> [Directions]:
Go through the lines of the material and count the ones with the word "INSERT". Give that count alone.
· · · ·
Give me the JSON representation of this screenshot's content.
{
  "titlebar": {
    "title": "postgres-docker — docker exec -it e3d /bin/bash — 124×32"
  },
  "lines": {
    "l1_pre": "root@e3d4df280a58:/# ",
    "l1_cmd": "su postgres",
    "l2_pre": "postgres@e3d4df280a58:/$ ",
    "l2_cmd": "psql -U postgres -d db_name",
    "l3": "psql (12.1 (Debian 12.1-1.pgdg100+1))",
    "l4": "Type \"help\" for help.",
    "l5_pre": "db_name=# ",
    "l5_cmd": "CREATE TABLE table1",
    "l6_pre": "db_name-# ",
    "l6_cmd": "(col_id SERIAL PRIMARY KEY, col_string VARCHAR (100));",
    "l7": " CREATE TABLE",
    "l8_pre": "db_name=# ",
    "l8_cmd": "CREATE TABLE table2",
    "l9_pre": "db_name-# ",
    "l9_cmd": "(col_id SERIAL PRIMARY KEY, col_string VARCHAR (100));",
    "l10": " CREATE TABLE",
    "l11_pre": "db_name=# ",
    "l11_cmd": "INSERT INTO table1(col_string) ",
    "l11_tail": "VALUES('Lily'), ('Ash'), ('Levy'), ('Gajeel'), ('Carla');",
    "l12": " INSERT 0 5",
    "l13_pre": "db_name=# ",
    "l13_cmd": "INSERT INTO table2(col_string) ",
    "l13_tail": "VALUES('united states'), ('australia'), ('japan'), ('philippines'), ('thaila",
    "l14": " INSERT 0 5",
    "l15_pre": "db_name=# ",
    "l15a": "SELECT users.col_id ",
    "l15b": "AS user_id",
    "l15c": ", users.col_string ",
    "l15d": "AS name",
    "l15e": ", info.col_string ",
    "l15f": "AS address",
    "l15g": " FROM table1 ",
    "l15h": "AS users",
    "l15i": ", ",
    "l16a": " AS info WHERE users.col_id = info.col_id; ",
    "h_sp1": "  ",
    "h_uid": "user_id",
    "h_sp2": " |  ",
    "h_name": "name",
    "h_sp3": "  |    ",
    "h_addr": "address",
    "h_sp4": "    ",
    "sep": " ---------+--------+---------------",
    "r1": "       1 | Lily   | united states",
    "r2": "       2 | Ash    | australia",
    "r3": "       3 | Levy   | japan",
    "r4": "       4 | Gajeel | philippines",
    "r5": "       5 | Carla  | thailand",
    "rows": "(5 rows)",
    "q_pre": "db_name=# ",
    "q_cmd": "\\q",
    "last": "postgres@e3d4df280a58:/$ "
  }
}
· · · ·
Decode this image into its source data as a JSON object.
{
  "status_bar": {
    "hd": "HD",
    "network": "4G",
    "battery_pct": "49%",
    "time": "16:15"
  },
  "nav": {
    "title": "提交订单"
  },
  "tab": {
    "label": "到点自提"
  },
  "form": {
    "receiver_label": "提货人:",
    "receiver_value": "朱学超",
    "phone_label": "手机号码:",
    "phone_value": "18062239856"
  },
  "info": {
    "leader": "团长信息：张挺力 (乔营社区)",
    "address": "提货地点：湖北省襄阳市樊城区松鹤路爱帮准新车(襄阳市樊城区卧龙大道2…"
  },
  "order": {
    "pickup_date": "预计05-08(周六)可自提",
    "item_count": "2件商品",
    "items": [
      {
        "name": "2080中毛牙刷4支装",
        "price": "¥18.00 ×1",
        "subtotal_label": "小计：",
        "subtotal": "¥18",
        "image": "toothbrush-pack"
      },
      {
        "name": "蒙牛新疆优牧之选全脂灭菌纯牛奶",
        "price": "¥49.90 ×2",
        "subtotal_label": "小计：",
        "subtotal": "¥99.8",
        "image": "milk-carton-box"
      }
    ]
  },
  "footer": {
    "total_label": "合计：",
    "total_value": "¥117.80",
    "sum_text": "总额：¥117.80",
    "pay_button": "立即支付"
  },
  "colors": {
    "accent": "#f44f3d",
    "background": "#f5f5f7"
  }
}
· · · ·
> [Result of the exercise]:
4